The mountain's frozen peak is lone and bare, No foot of man hath ever rested there ;
Yet 'tis thy sport to soar Far o'er its frowning summit- and the plain Would seek to win thy downward wing in vain,
Or the green sea-beat shore.
The limits of thy course no daring eye
Is trackless and unknown;
Thou art, with him, alone.
Imperial wanderer! the storms that shake
Are never felt by thee!-
And thus the soul, with upward flight like thine, May track the realms where heaven's own glories
shine, And scorn the tempest's power;Yet meaner cares oppress its drooping wings; Still to earth's joys the sky-born wanderer clings
Those pageants of an hour!
The flowers, the many
flowers That all along the smiling valley grew,
While the sun lay for hours, Kissing from off their drooping lids the dew;
They, to the summer air
Vainly, to bind her hair,
The breeze, the gentle breeze
Loitering mid blossomed trees,
No more adventuresome,
The boisterous North has come,
The brook, the limpid brook
Forth from its rocky nook,
Its pleasant song is hushed ;-
Freely, where once it gushed,
The hours, the youthful hours,
Idling with fresh culled flowers,
Fond hours, but half enjoyed,
And dear hopes were destroyed
Young life, young turbulent life,
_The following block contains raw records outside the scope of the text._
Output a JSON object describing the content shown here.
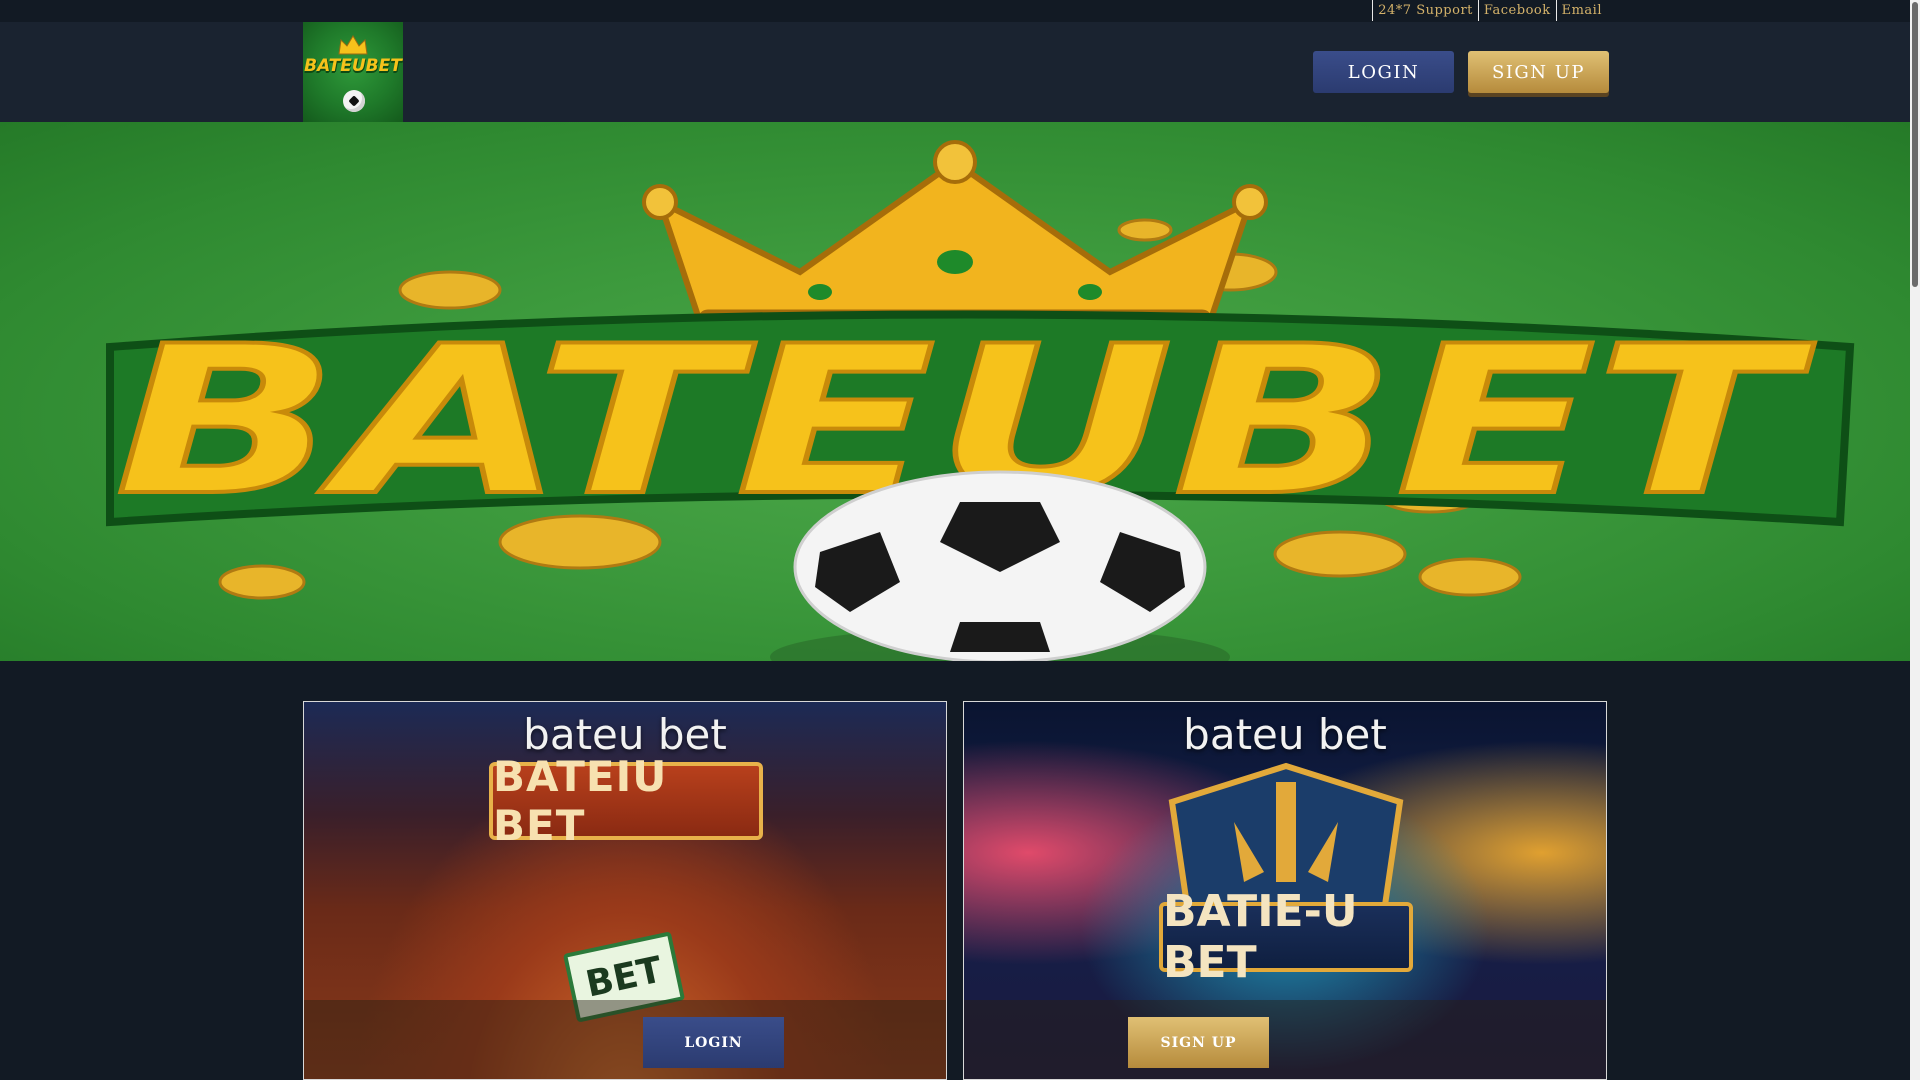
{
  "topbar": {
    "links": [
      "24*7 Support",
      "Facebook",
      "Email"
    ]
  },
  "header": {
    "logo_text": "BATEUBET",
    "login_label": "LOGIN",
    "signup_label": "SIGN UP"
  },
  "hero": {
    "banner_text": "BATEUBET"
  },
  "cards": [
    {
      "brand": "bateu bet",
      "sign_text": "BATEIU BET",
      "box_text": "BET",
      "button_label": "LOGIN"
    },
    {
      "brand": "bateu bet",
      "badge_text": "BATIE-U BET",
      "button_label": "SIGN UP"
    }
  ],
  "colors": {
    "gold": "#d4b26a",
    "login_blue": "#2f4078",
    "signup_gold": "#c9a352",
    "hero_green": "#3d9a3d",
    "banner_yellow": "#f6c21b"
  }
}
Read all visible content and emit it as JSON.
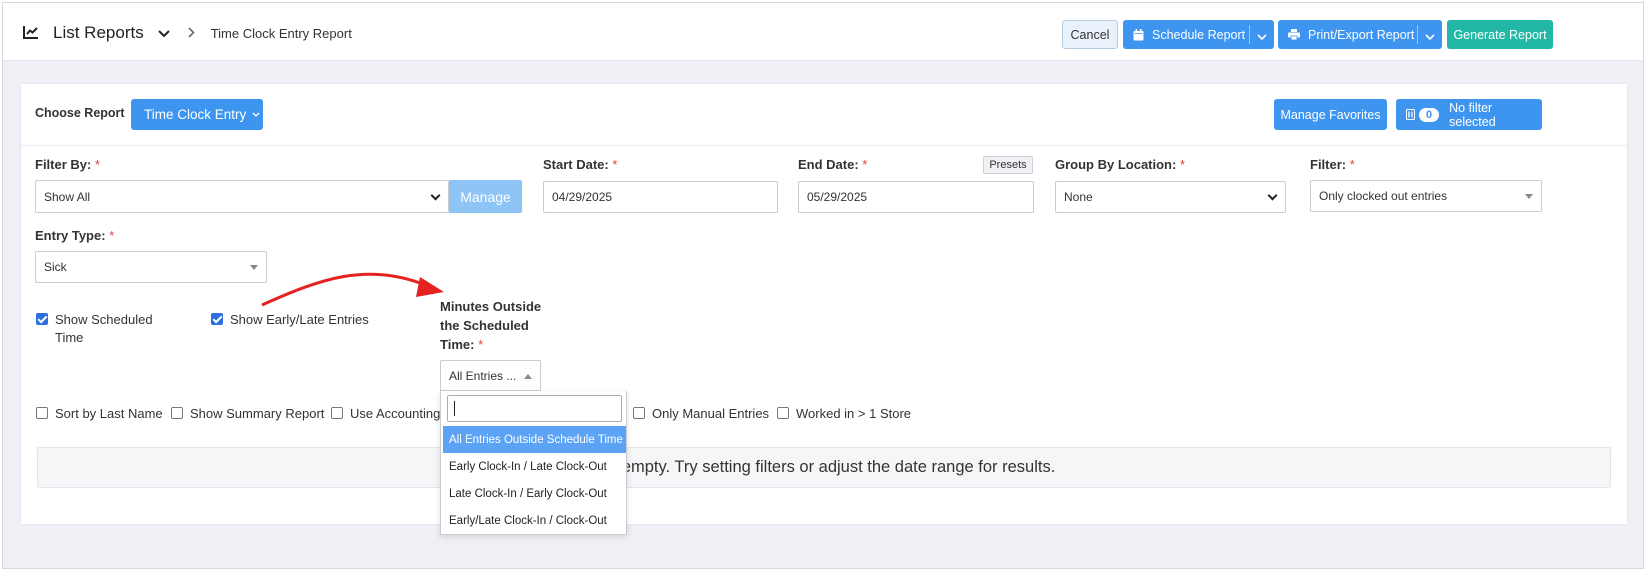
{
  "header": {
    "app_title": "List Reports",
    "breadcrumb": "Time Clock Entry Report",
    "cancel": "Cancel",
    "schedule": "Schedule Report",
    "print_export": "Print/Export Report",
    "generate": "Generate Report"
  },
  "report": {
    "choose_label": "Choose Report",
    "selected": "Time Clock Entry",
    "manage_favorites": "Manage Favorites",
    "filter_count": "0",
    "filter_status": "No filter selected"
  },
  "filters": {
    "filter_by_label": "Filter By:",
    "filter_by_value": "Show All",
    "manage": "Manage",
    "start_date_label": "Start Date:",
    "start_date": "04/29/2025",
    "end_date_label": "End Date:",
    "end_date": "05/29/2025",
    "presets": "Presets",
    "group_by_label": "Group By Location:",
    "group_by_value": "None",
    "filter_label": "Filter:",
    "filter_value": "Only clocked out entries",
    "entry_type_label": "Entry Type:",
    "entry_type_value": "Sick",
    "required_mark": "*"
  },
  "options": {
    "show_scheduled_line1": "Show Scheduled",
    "show_scheduled_line2": "Time",
    "show_early_late": "Show Early/Late Entries",
    "minutes_label_1": "Minutes Outside",
    "minutes_label_2": "the Scheduled",
    "minutes_label_3": "Time:",
    "minutes_value": "All Entries ...",
    "sort_last_name": "Sort by Last Name",
    "show_summary": "Show Summary Report",
    "use_accounting": "Use Accounting I",
    "only_manual": "Only Manual Entries",
    "worked_multi": "Worked in > 1 Store"
  },
  "dropdown": {
    "search_value": "",
    "items": [
      "All Entries Outside Schedule Time",
      "Early Clock-In / Late Clock-Out",
      "Late Clock-In / Early Clock-Out",
      "Early/Late Clock-In / Clock-Out"
    ],
    "selected_index": 0
  },
  "empty_message": "s empty. Try setting filters or adjust the date range for results.",
  "colors": {
    "primary": "#3d95f0",
    "teal": "#22b8a6",
    "required": "#e43d3d",
    "annotation_arrow": "#e52222"
  }
}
'Tis lost mid folly's strife,– O’erwhelmed, at length, by passion's curbless force.
Nor deem youth's buoyant hours
Who dreams away his powers,